* _EXERCISE_: Using the word "Network" as the filter, copy each matching line from the records.
== == ==
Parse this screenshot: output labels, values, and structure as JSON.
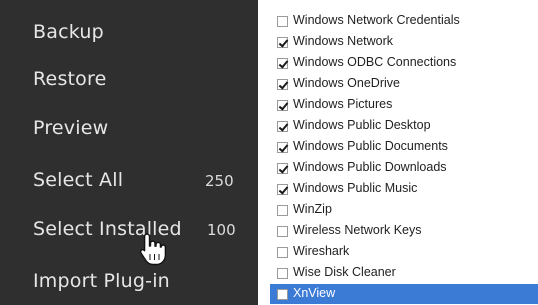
{
  "sidebar": {
    "items": [
      {
        "label": "Backup"
      },
      {
        "label": "Restore"
      },
      {
        "label": "Preview"
      },
      {
        "label": "Select All",
        "count": "250"
      },
      {
        "label": "Select Installed",
        "count": "100"
      },
      {
        "label": "Import Plug-in"
      }
    ]
  },
  "list": {
    "items": [
      {
        "label": "Windows Network Credentials",
        "checked": false
      },
      {
        "label": "Windows Network",
        "checked": true
      },
      {
        "label": "Windows ODBC Connections",
        "checked": true
      },
      {
        "label": "Windows OneDrive",
        "checked": true
      },
      {
        "label": "Windows Pictures",
        "checked": true
      },
      {
        "label": "Windows Public Desktop",
        "checked": true
      },
      {
        "label": "Windows Public Documents",
        "checked": true
      },
      {
        "label": "Windows Public Downloads",
        "checked": true
      },
      {
        "label": "Windows Public Music",
        "checked": true
      },
      {
        "label": "WinZip",
        "checked": false
      },
      {
        "label": "Wireless Network Keys",
        "checked": false
      },
      {
        "label": "Wireshark",
        "checked": false
      },
      {
        "label": "Wise Disk Cleaner",
        "checked": false
      },
      {
        "label": "XnView",
        "checked": false,
        "selected": true
      }
    ]
  },
  "colors": {
    "sidebar_bg": "#2f2f2f",
    "selection": "#3b7bd6"
  }
}
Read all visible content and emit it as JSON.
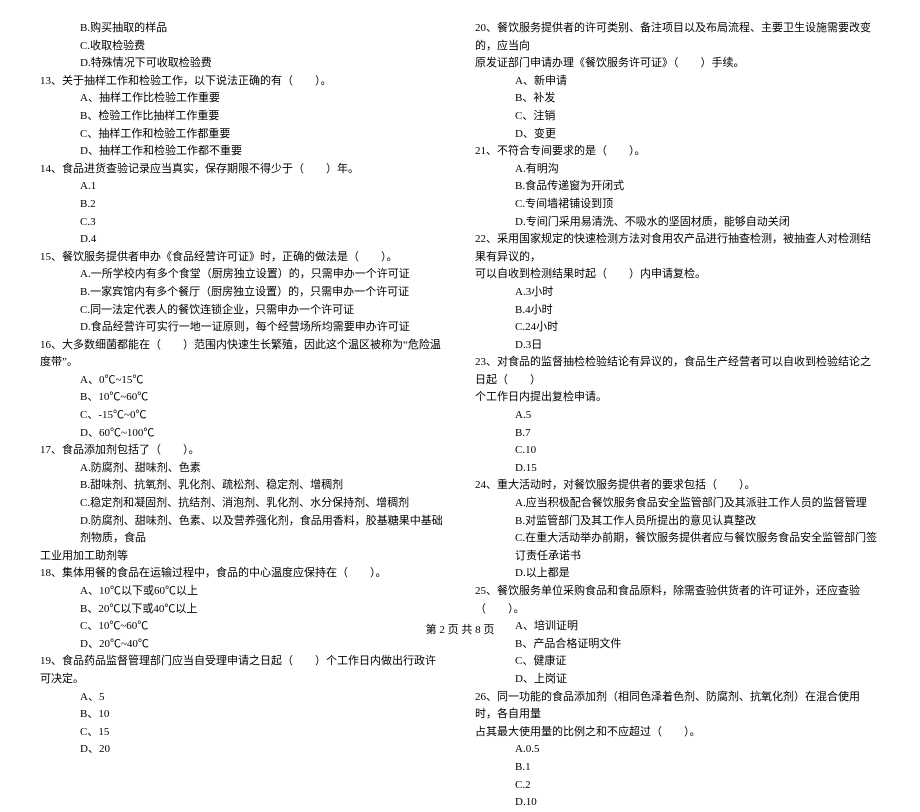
{
  "footer": "第 2 页 共 8 页",
  "left": [
    {
      "cls": "indent1",
      "text": "B.购买抽取的样品"
    },
    {
      "cls": "indent1",
      "text": "C.收取检验费"
    },
    {
      "cls": "indent1",
      "text": "D.特殊情况下可收取检验费"
    },
    {
      "cls": "indent0",
      "text": "13、关于抽样工作和检验工作，以下说法正确的有（　　）。"
    },
    {
      "cls": "indent1",
      "text": "A、抽样工作比检验工作重要"
    },
    {
      "cls": "indent1",
      "text": "B、检验工作比抽样工作重要"
    },
    {
      "cls": "indent1",
      "text": "C、抽样工作和检验工作都重要"
    },
    {
      "cls": "indent1",
      "text": "D、抽样工作和检验工作都不重要"
    },
    {
      "cls": "indent0",
      "text": "14、食品进货查验记录应当真实，保存期限不得少于（　　）年。"
    },
    {
      "cls": "indent1",
      "text": "A.1"
    },
    {
      "cls": "indent1",
      "text": "B.2"
    },
    {
      "cls": "indent1",
      "text": "C.3"
    },
    {
      "cls": "indent1",
      "text": "D.4"
    },
    {
      "cls": "indent0",
      "text": "15、餐饮服务提供者申办《食品经营许可证》时，正确的做法是（　　）。"
    },
    {
      "cls": "indent1",
      "text": "A.一所学校内有多个食堂（厨房独立设置）的，只需申办一个许可证"
    },
    {
      "cls": "indent1",
      "text": "B.一家宾馆内有多个餐厅（厨房独立设置）的，只需申办一个许可证"
    },
    {
      "cls": "indent1",
      "text": "C.同一法定代表人的餐饮连锁企业，只需申办一个许可证"
    },
    {
      "cls": "indent1",
      "text": "D.食品经营许可实行一地一证原则，每个经营场所均需要申办许可证"
    },
    {
      "cls": "indent0",
      "text": "16、大多数细菌都能在（　　）范围内快速生长繁殖，因此这个温区被称为“危险温度带”。"
    },
    {
      "cls": "indent1",
      "text": "A、0℃~15℃"
    },
    {
      "cls": "indent1",
      "text": "B、10℃~60℃"
    },
    {
      "cls": "indent1",
      "text": "C、-15℃~0℃"
    },
    {
      "cls": "indent1",
      "text": "D、60℃~100℃"
    },
    {
      "cls": "indent0",
      "text": "17、食品添加剂包括了（　　）。"
    },
    {
      "cls": "indent1",
      "text": "A.防腐剂、甜味剂、色素"
    },
    {
      "cls": "indent1",
      "text": "B.甜味剂、抗氧剂、乳化剂、疏松剂、稳定剂、增稠剂"
    },
    {
      "cls": "indent1",
      "text": "C.稳定剂和凝固剂、抗结剂、消泡剂、乳化剂、水分保持剂、增稠剂"
    },
    {
      "cls": "indent1",
      "text": "D.防腐剂、甜味剂、色素、以及营养强化剂，食品用香料，胶基糖果中基础剂物质，食品"
    },
    {
      "cls": "indent0",
      "text": "工业用加工助剂等"
    },
    {
      "cls": "indent0",
      "text": "18、集体用餐的食品在运输过程中，食品的中心温度应保持在（　　）。"
    },
    {
      "cls": "indent1",
      "text": "A、10℃以下或60℃以上"
    },
    {
      "cls": "indent1",
      "text": "B、20℃以下或40℃以上"
    },
    {
      "cls": "indent1",
      "text": "C、10℃~60℃"
    },
    {
      "cls": "indent1",
      "text": "D、20℃~40℃"
    },
    {
      "cls": "indent0",
      "text": "19、食品药品监督管理部门应当自受理申请之日起（　　）个工作日内做出行政许可决定。"
    },
    {
      "cls": "indent1",
      "text": "A、5"
    },
    {
      "cls": "indent1",
      "text": "B、10"
    },
    {
      "cls": "indent1",
      "text": "C、15"
    },
    {
      "cls": "indent1",
      "text": "D、20"
    }
  ],
  "right": [
    {
      "cls": "indent0",
      "text": "20、餐饮服务提供者的许可类别、备注项目以及布局流程、主要卫生设施需要改变的，应当向"
    },
    {
      "cls": "indent0",
      "text": "原发证部门申请办理《餐饮服务许可证》（　　）手续。"
    },
    {
      "cls": "indent1",
      "text": "A、新申请"
    },
    {
      "cls": "indent1",
      "text": "B、补发"
    },
    {
      "cls": "indent1",
      "text": "C、注销"
    },
    {
      "cls": "indent1",
      "text": "D、变更"
    },
    {
      "cls": "indent0",
      "text": "21、不符合专间要求的是（　　）。"
    },
    {
      "cls": "indent1",
      "text": "A.有明沟"
    },
    {
      "cls": "indent1",
      "text": "B.食品传递窗为开闭式"
    },
    {
      "cls": "indent1",
      "text": "C.专间墙裙铺设到顶"
    },
    {
      "cls": "indent1",
      "text": "D.专间门采用易清洗、不吸水的坚固材质，能够自动关闭"
    },
    {
      "cls": "indent0",
      "text": "22、采用国家规定的快速检测方法对食用农产品进行抽查检测，被抽查人对检测结果有异议的，"
    },
    {
      "cls": "indent0",
      "text": "可以自收到检测结果时起（　　）内申请复检。"
    },
    {
      "cls": "indent1",
      "text": "A.3小时"
    },
    {
      "cls": "indent1",
      "text": "B.4小时"
    },
    {
      "cls": "indent1",
      "text": "C.24小时"
    },
    {
      "cls": "indent1",
      "text": "D.3日"
    },
    {
      "cls": "indent0",
      "text": "23、对食品的监督抽检检验结论有异议的，食品生产经营者可以自收到检验结论之日起（　　）"
    },
    {
      "cls": "indent0",
      "text": "个工作日内提出复检申请。"
    },
    {
      "cls": "indent1",
      "text": "A.5"
    },
    {
      "cls": "indent1",
      "text": "B.7"
    },
    {
      "cls": "indent1",
      "text": "C.10"
    },
    {
      "cls": "indent1",
      "text": "D.15"
    },
    {
      "cls": "indent0",
      "text": "24、重大活动时，对餐饮服务提供者的要求包括（　　）。"
    },
    {
      "cls": "indent1",
      "text": "A.应当积极配合餐饮服务食品安全监管部门及其派驻工作人员的监督管理"
    },
    {
      "cls": "indent1",
      "text": "B.对监管部门及其工作人员所提出的意见认真整改"
    },
    {
      "cls": "indent1",
      "text": "C.在重大活动举办前期，餐饮服务提供者应与餐饮服务食品安全监管部门签订责任承诺书"
    },
    {
      "cls": "indent1",
      "text": "D.以上都是"
    },
    {
      "cls": "indent0",
      "text": "25、餐饮服务单位采购食品和食品原料，除需查验供货者的许可证外，还应查验（　　）。"
    },
    {
      "cls": "indent1",
      "text": "A、培训证明"
    },
    {
      "cls": "indent1",
      "text": "B、产品合格证明文件"
    },
    {
      "cls": "indent1",
      "text": "C、健康证"
    },
    {
      "cls": "indent1",
      "text": "D、上岗证"
    },
    {
      "cls": "indent0",
      "text": "26、同一功能的食品添加剂（相同色泽着色剂、防腐剂、抗氧化剂）在混合使用时，各自用量"
    },
    {
      "cls": "indent0",
      "text": "占其最大使用量的比例之和不应超过（　　）。"
    },
    {
      "cls": "indent1",
      "text": "A.0.5"
    },
    {
      "cls": "indent1",
      "text": "B.1"
    },
    {
      "cls": "indent1",
      "text": "C.2"
    },
    {
      "cls": "indent1",
      "text": "D.10"
    }
  ]
}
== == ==
* _EXERCISE OUTPUT_:
        "label": "Windows Network Credentials",
        "label": "Windows Network",
        "label": "Wireless Network Keys",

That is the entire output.